Decisions by Royal Dutch Shell and by Statoil to pull out of the U.S. Arctic offshore show that the federal government should change its oil and gas leasing program for that remote region, Senator Lisa Murkowski argued at a Senate hearing on Tuesday.
Murkowski used an Energy and Natural Resources Committee to reiterate her call for Arctic-specific terms that are longer than the standard 10-year duration that applies to federal offshore oil and gas leases.
And Murkowski, who chairs the committee, also used the hearing to blast the Obama administration for what she said were regulatory hurdles that resulted in Shell’s and Statoil’s Alaska pullouts.
“We all know that the physical environment in the Arctic is tough. But it was not the environment that prompted these decisions. It was, to a large degree, the regulatory environment, which continues to deteriorate,” Murkowski said in opening remarks at the hearing. “I believe that a new paradigm is in order, one that recognizes the federal offshore areas in the Arctic are a frontier play worthy of a modern, adaptable leasing structure designed to help rather than to block exploration.”
Limited season in Arctic
Longer lease terms are justified because of the seasonal nature of Arctic outer continental shelf drilling, Murkowski said. “What many people don’t understand is the very, very, very limited season that we have within the Arctic,” she said at the hearing.

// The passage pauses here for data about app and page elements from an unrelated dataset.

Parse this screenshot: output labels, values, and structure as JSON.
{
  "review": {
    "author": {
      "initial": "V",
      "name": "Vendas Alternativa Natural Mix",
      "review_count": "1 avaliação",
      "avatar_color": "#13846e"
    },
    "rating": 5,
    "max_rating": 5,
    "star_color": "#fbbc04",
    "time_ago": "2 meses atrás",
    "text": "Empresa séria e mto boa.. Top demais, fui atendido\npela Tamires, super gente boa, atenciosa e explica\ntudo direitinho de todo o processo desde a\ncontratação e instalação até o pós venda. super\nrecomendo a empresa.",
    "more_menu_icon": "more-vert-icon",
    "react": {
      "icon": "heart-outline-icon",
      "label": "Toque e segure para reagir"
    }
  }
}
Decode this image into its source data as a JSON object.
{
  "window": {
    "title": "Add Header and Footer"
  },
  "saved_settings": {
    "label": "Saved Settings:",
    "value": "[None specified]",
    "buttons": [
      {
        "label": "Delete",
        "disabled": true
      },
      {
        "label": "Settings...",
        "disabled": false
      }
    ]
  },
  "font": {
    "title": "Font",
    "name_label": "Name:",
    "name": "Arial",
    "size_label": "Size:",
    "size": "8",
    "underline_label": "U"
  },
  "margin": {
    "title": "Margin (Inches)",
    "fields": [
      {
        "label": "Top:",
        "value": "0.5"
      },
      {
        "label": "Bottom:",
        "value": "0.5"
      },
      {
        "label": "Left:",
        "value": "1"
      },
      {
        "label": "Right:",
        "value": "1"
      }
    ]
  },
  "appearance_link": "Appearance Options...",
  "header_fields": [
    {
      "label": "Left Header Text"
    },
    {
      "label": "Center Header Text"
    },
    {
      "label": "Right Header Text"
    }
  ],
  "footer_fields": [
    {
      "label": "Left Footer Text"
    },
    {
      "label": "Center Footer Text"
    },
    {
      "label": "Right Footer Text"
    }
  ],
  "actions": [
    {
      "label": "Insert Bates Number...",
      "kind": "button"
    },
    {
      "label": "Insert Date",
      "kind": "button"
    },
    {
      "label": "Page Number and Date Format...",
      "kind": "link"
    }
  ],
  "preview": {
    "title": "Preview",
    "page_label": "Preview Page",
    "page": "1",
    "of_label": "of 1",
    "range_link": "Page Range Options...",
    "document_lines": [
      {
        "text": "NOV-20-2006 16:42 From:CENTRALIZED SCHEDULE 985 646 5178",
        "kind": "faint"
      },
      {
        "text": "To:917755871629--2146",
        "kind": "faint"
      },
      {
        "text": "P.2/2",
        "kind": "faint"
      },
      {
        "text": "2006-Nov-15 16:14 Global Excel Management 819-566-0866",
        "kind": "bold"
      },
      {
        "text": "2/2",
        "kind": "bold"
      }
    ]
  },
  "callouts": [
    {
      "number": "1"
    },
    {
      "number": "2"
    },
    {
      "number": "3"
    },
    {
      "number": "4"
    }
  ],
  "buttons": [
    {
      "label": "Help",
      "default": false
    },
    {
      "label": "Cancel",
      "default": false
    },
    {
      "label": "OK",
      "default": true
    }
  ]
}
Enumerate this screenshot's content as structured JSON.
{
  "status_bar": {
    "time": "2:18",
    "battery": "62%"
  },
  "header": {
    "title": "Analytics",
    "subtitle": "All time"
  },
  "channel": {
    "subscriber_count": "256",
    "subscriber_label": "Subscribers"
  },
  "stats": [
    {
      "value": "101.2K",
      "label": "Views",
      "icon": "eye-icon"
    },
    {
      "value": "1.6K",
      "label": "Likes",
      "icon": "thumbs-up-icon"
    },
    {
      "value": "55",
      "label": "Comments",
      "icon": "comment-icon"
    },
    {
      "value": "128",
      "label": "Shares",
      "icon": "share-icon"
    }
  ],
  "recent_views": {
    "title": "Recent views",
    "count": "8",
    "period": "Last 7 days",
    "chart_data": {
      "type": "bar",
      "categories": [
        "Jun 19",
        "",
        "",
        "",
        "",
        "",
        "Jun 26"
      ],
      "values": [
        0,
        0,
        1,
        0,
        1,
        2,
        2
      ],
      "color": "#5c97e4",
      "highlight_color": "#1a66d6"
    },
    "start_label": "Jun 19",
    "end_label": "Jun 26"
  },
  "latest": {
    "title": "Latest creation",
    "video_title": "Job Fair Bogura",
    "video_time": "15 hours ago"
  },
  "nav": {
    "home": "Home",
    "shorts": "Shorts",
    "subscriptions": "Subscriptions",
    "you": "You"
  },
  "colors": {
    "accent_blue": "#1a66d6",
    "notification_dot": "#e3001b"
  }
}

Both Shell and Statoil made similar arguments when they applied in 2014 to the Bureau of Safety and Environmental Enforcement for five-year “Suspension of Operations” approvals for all of their Arctic offshore leases — a status that would effectively extend terms of their leases by five years. Beaufort Sea leases are scheduled to expire starting in 2017, and Chukchi leases are scheduled to expire in 2020, according to data from the Bureau of Ocean Energy Management, BSEE’s sister agency.
BSEE rejected those applications on Oct. 16. Such suspensions are allowable only under specific conditions that result in unanticipated delays, BSEE said in its rejection lettersto Shell and to Statoil, such as adverse court rulings and damaging storms. Some suspensions had already been issued in the past after federal courts issued rulings that temporarily halted exploration work, meaning leases had already been extended, BSEE pointed out in its letters. Neither Shell nor Statoil submitted specific plans to resume operations in the future, as is required for lease extensions, BSEE said. And Shell’s argument that Arctic ice conditions justified longer lease terms also failed to meet the test, BSEE said.
Shell “voluntarily chose to enter into 10-year leases (the maximum lease length permitted by statute) knowing of this limitation. If this fact were a basis for suspensions, all Arctic lessees would be arguably entitled to suspensions, despite lessees knowing that ice would limit their operations,” BSEE said in its letter to Shell.
Even before this year, Statoil signaled reservations about offshore Arctic drilling. In 2013, a company executive suggested that Statoil might abandon its Chukchi leases. Statoil has also delayed other Arctic projects, and its recent exploration in the Barents Sea yielded disappointing results.
Another company with significant interests in the Chukchi, ConocoPhillips, still has its leases and submitted an exploration plan to BOEM in 2012. But ConocoPhillips’ Chukchi program, targeting a prospect called Devils Paw, was put on hold in 2013. The program remains on hold, company spokeswoman Natalie Lowman said on Tuesday.
Related stories from around the North:
Canada: Energy challenges in Canada’s North, Eye on the Arctic
Finland: Experts question Finland’s energy decisions, data, Yle News
Norway: Japan wants wind power from Arctic Norway, Barents Observer
Russia: No alternative to Arctic oil says Russia environment minister, Barents Observer
Sweden: Will Sweden be able to produce enough energy in the future?, Radio Sweden
United States: Drilling in Arctic Alaska oil reserve approved, Alaska Dispatch News